“I find the stories that are told in independent film are much more personal,” filmmaker Andrew Peterson says. “You’re generally working with a combination writer/director, so that adds to the passion of the project.”

Peterson is the executive director of FilmNorth, an independent film support organization that reaches filmmakers throughout the Upper Midwest. Formerly known as Independent Film Project, it’s the third largest of its kind in the nation, behind those of New York and Los Angeles.

Personality and passion projects aside, Peterson also points out the wealth of diversity in independent film compared to studio film. Women, for example, only directed 4 percent of America’s top grossing films of 2018. But, at the Sundance Film Festival, the country’s largest indie film festival, women helmed 45 percent of films. 

One of this year’s most talked-about film at Sundance was “Late Night,” written by comedian and actress Mindy Kaling. Critics praised the film not only for its wit and humor but also for its nuanced perspective of women in comedy.

“There are a lot of voices that you can’t hear if you’re only watching Hollywood blockbuster-type movies,” says Jaclyn O’Grady, programming manager at the Minneapolis St. Paul Film Society. “[Independent film’s] ability to bring in new voices and perspectives is awesome.”

O’Grady manages short film programming for the Minneapolis St. Paul International Film Festival (MSPIFF). She says the best way to appreciate independent film is to seek it out.

Engaging with cinema

Film festivals showcase the best independent films across the country, and sometimes audiences can see films they’d never get the chance to see in theaters. 

“Festivals are kind of like what it was like to go to the movies in the 90s,” Peterson says. “If you didn’t like the thing that was on Thursday night on four [TV] networks, you’d go to a 600-seat theater and it would be full.”

While film festivals provide a social experience, they also start conversations between audiences and filmmakers that can help viewers better understand films. Festivals are full to the brim with director and actor Q&As.

“That’s what makes a film festival special to me,” Peterson says. “Festivals are about having a place to interact, to be able to ask questions. You get really, really interesting and riveting conversations that go beyond just the subject of movies.”

The Twin Cities hosts myriad film festivals, from smaller events like Sound Unseen, which highlights music videos, to the larger MSPIFF, happening April 4-20. These festivals celebrate quality independent film from across the world as well as the work of local artists, providing platforms for movies that wouldn’t otherwise be exhibited. 

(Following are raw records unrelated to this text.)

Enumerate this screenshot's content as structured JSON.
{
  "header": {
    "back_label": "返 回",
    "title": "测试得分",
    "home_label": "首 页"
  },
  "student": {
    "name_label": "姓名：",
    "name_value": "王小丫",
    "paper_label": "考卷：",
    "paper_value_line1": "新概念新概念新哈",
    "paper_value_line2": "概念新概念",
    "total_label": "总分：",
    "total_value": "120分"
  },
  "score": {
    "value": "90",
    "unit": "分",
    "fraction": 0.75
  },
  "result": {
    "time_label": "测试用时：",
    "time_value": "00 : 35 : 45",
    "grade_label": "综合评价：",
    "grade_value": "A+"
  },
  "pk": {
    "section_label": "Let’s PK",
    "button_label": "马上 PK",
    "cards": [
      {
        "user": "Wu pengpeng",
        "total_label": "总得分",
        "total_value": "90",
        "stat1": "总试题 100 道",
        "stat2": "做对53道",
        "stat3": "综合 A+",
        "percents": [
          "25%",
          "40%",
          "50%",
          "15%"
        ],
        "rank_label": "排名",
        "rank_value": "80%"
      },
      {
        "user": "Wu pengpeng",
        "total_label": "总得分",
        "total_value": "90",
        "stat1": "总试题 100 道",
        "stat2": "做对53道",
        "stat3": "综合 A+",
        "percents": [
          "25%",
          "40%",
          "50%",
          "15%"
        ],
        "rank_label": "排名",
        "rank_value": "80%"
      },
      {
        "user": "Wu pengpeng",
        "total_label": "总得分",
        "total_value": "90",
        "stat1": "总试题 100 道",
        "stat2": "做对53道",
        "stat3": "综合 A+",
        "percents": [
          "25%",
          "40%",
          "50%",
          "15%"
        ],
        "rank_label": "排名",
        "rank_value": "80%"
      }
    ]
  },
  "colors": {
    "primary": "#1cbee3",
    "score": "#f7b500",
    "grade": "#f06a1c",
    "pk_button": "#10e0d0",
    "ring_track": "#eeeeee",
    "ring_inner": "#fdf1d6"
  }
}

Despite the scarcity of indie film in many movie theaters, there are cinemas and organizations dedicated to playing smaller budget films. Venues like Trylon Cinema and Parkway Theater show indie films alongside the occasional blockbuster, and FilmNorth holds a monthly Cinema Lounge event, consisting of four short films and filmmaker Q&As. In addition to hosting MSPIFF, MSP Film Society shows independent movies on one of the screens at St. Anthony Main Theatre. 

And yet, despite the opportunities to experience film on larger scales, sometimes there’s nothing like curling up at home with a thought-provoking indie. As access to independent film grows around Minneapolis, it also grows on the internet. In the past few years, streaming platforms like Netflix and Hulu have become forums for indie filmmakers.

Stout says that although watching films in a big theater is great, there’s something valuable and even profound about watching movies alone, and that the best way to appreciate film is to immerse yourself in it.

“One of the absolute joys of cinema is locking yourself away in a darkened room and engaging in this otherworldly experience,” he says. “There is something intensely meditative and transformative about it.”

And, yes, home video does still exist, folks.

Wake Mag